|J12 (小寒)||Slight Cold||285°||Jan. 6|
|Z12 (大寒)||Great Cold||300°||Jan. 20|
Note that J1 is not necessarily in the first month in the Chinese calendar; J2 is not necessarily in month 2 and so on. However, Z1 is in month 1 most of the time, Z2 is in month 2 most of the time, and so on. One of the rules of modern Chinese calendar stipulates that Z11 must be in month 11.
Note that the 24 solar terms are based on the position of the Sun only. Gregorian calendar is also arranged based on the Sun's position. As a result, the Gregorian dates of the 24 solar terms are almost the same every year, give or take one or two days. In the past, dates of 24 solar terms were published every year in the Chinese calendar. Many people therefore think that 24 solar terms are related to lunar calendar, which is wrong. The 24 solar terms are used to insert leap (intercalary) months in the Chinese calendar to keep it in sync with seasons, as explained in the Chinese Calendar Rules page.
The 24 solar terms defined above are based on the position of the Sun on the ecliptic and are called dìngqì (定氣). Before 1645, the 24 solar terms were calculated by dividing the tropical year evenly into 24 periods. The time between two solar terms was therefore a constant. This is called píngqì (平氣). In other words, the solar terms calculated using the píngqì rule are based on the mean motion of the Sun.
Under the píngqì rule, the time between two major solar terms is (365.2422/12) days = 30.44 days. The Chinese calendar assigns the day of lunar conjunction (new moon) as the first day of a Chinese month. As a result, even if a major solar term (defined using píngqì) occurs at midnight on the day of a new moon, the next major solar term must occur in the following Chinese month since there can only be 30 days in a month. It follows that there can only be at most one major solar term in a month. Before 1645, the 12 major solar terms were used to define the numerical order of a Chinese month: the Chinese month containing Z1 was defined as month 1; the month containing Z2 was defined as month 2 and so on. If a Chinese month did not contain a major solar term, it was desnigated as a leap (intercalary) month. This is the famous "no zhōngqì rule" for inserting leap months.

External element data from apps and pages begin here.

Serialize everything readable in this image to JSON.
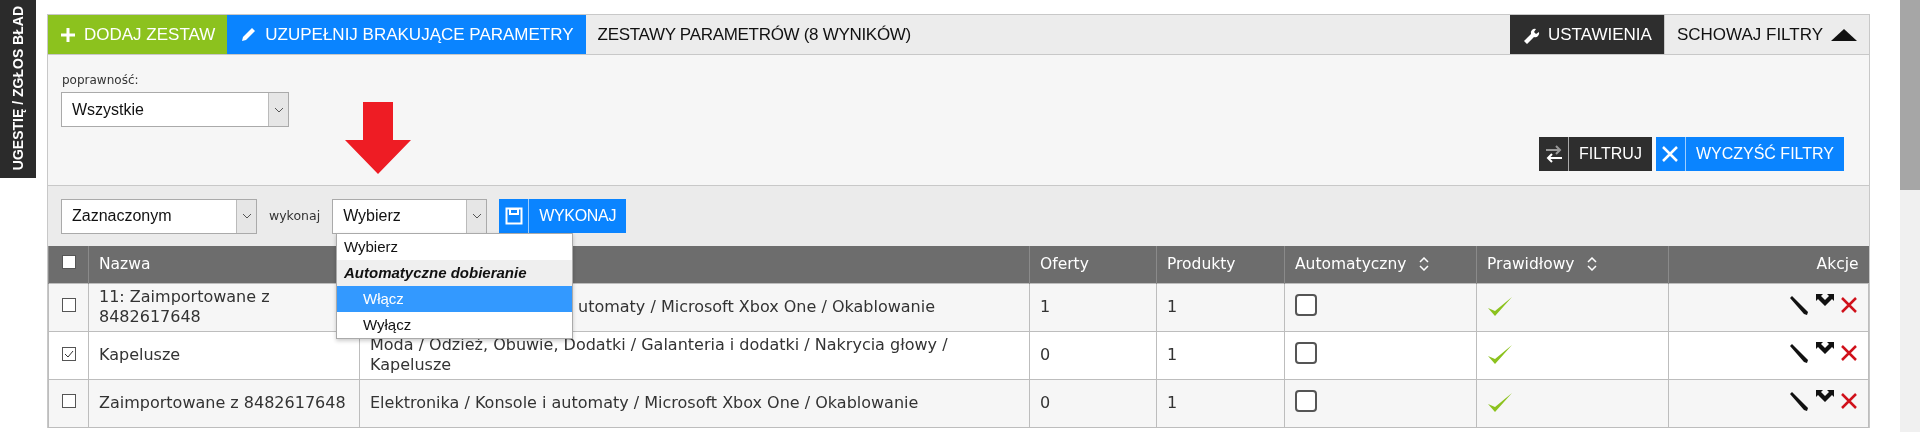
{
  "side_tab": {
    "label": "UGESTIĘ / ZGŁOS BŁAD"
  },
  "toolbar": {
    "add_button": "DODAJ ZESTAW",
    "fill_button": "UZUPEŁNIJ BRAKUJĄCE PARAMETRY",
    "title": "ZESTAWY PARAMETRÓW (8 WYNIKÓW)",
    "settings_button": "USTAWIENIA",
    "hide_filters_button": "SCHOWAJ FILTRY"
  },
  "filters": {
    "label": "poprawność:",
    "select_value": "Wszystkie",
    "filter_button": "FILTRUJ",
    "clear_button": "WYCZYŚĆ FILTRY"
  },
  "bulk": {
    "scope_value": "Zaznaczonym",
    "action_label": "wykonaj",
    "action_value": "Wybierz",
    "run_button": "WYKONAJ",
    "dropdown": [
      {
        "kind": "option",
        "label": "Wybierz",
        "selected": false
      },
      {
        "kind": "group",
        "label": "Automatyczne dobieranie",
        "children": [
          {
            "label": "Włącz",
            "selected": true
          },
          {
            "label": "Wyłącz",
            "selected": false
          }
        ]
      }
    ]
  },
  "table": {
    "select_all": {
      "checked": false
    },
    "columns": [
      {
        "label": "Nazwa"
      },
      {},
      {
        "label": "Oferty"
      },
      {
        "label": "Produkty"
      },
      {
        "label": "Automatyczny",
        "sortable": true
      },
      {
        "label": "Prawidłowy",
        "sortable": true
      },
      {
        "label": "Akcje"
      }
    ],
    "rows": [
      {
        "checked": false,
        "name": "11: Zaimportowane z 8482617648",
        "category": "utomaty / Microsoft Xbox One / Okablowanie",
        "category_partial": true,
        "offers": "1",
        "products": "1",
        "automatic": false,
        "valid": true
      },
      {
        "checked": true,
        "name": "Kapelusze",
        "category": "Moda / Odzież, Obuwie, Dodatki / Galanteria i dodatki / Nakrycia głowy / Kapelusze",
        "category_partial": false,
        "offers": "0",
        "products": "1",
        "automatic": false,
        "valid": true
      },
      {
        "checked": false,
        "name": "Zaimportowane z 8482617648",
        "category": "Elektronika / Konsole i automaty / Microsoft Xbox One / Okablowanie",
        "category_partial": false,
        "offers": "0",
        "products": "1",
        "automatic": false,
        "valid": true
      }
    ]
  }
}
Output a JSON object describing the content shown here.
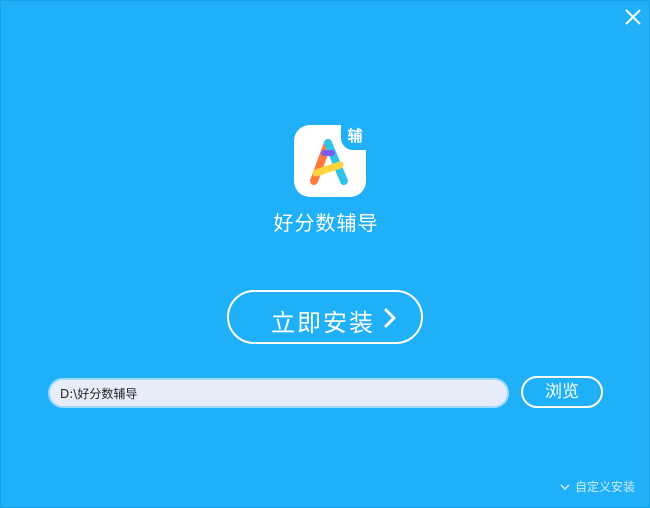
{
  "app": {
    "name": "好分数辅导",
    "badge": "辅"
  },
  "actions": {
    "install_label": "立即安装",
    "browse_label": "浏览",
    "custom_install_label": "自定义安装"
  },
  "path": {
    "value": "D:\\好分数辅导"
  },
  "colors": {
    "background": "#1fb0f7",
    "text": "#ffffff",
    "input_background": "#e8eef9"
  },
  "icons": {
    "close": "close-icon",
    "install_arrow": "chevron-right-icon",
    "custom_install": "chevron-down-icon",
    "app_logo": "app-logo-icon"
  }
}
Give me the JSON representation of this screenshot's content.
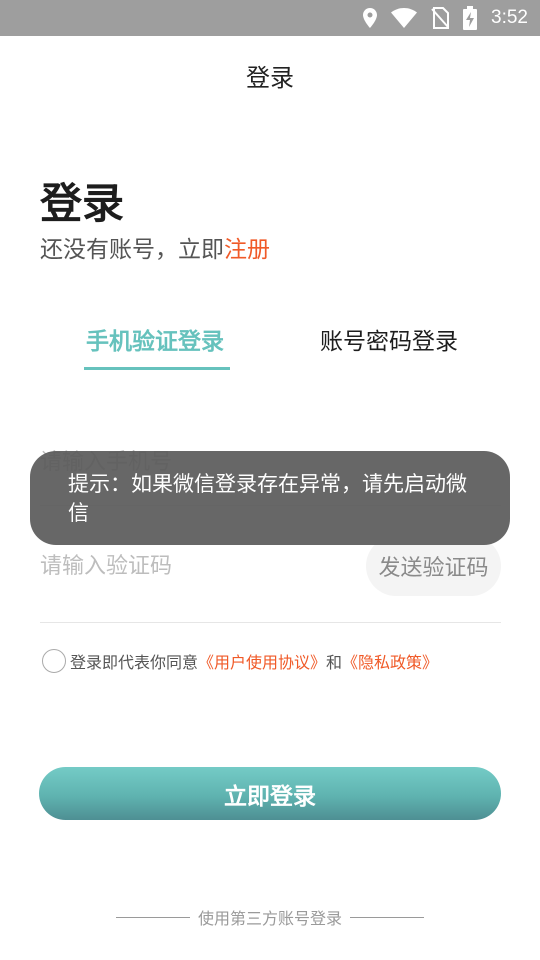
{
  "status_bar": {
    "time": "3:52",
    "icons": [
      "location-icon",
      "wifi-icon",
      "no-sim-icon",
      "battery-charging-icon"
    ]
  },
  "nav": {
    "title": "登录"
  },
  "header": {
    "title": "登录",
    "prompt": "还没有账号，立即",
    "register_link": "注册"
  },
  "tabs": [
    {
      "label": "手机验证登录",
      "active": true
    },
    {
      "label": "账号密码登录",
      "active": false
    }
  ],
  "form": {
    "phone_placeholder": "请输入手机号",
    "code_placeholder": "请输入验证码",
    "send_code_label": "发送验证码"
  },
  "agreement": {
    "text": "登录即代表你同意",
    "user_agreement": "《用户使用协议》",
    "and": "和",
    "privacy_policy": "《隐私政策》"
  },
  "login_button": "立即登录",
  "third_party_label": "使用第三方账号登录",
  "toast": "提示：如果微信登录存在异常，请先启动微信",
  "colors": {
    "accent": "#66c2bd",
    "link": "#f05a28",
    "status_bar": "#9e9e9e"
  }
}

When dìngqì was adopted in 1645, the old system no longer works because it is now possible to have two major solar terms occurring in a month and more than one month containing no major solar term in a suì. This is because the motion of the Sun on the ecliptic is not uniform. It moves faster when the Earth is closer to the Sun and slower when the Earth is farther from the Sun. The time between two major solar terms (defined using dìngqì) can vary between 29.44 days and 31.44 days. It is therefore possible to squeeze two major solar terms between the dates of two new moons when the two major solar terms are separated by less than 30 days. The numerical order of a month has to be determined by a slightly complicated rule (see Chinese calendar rules page). However, having two major solar terms within a month is very rare. It only occurs once or twice in a century. So most of the times Z1 is in month 1; Z2 is in month 2 and so on.
The computation of the times of the 24 solar terms defined by píngqì is very easy. If we know the time of a particular solar term, the times of the other solar terms are determined by adding integer multiples of (tropical year)/24. However, there had been many versions of calendars developed over the Chinese history. Each time a new calendar was developed, the time of a particular solar term was adjusted to match the obseravtional data. In addition, the adopted length of a tropical year varied slightly from calendars to calendars. Hence, the solar terms (defined by píngqì) over the history of China may be computed by a piecewise linear function.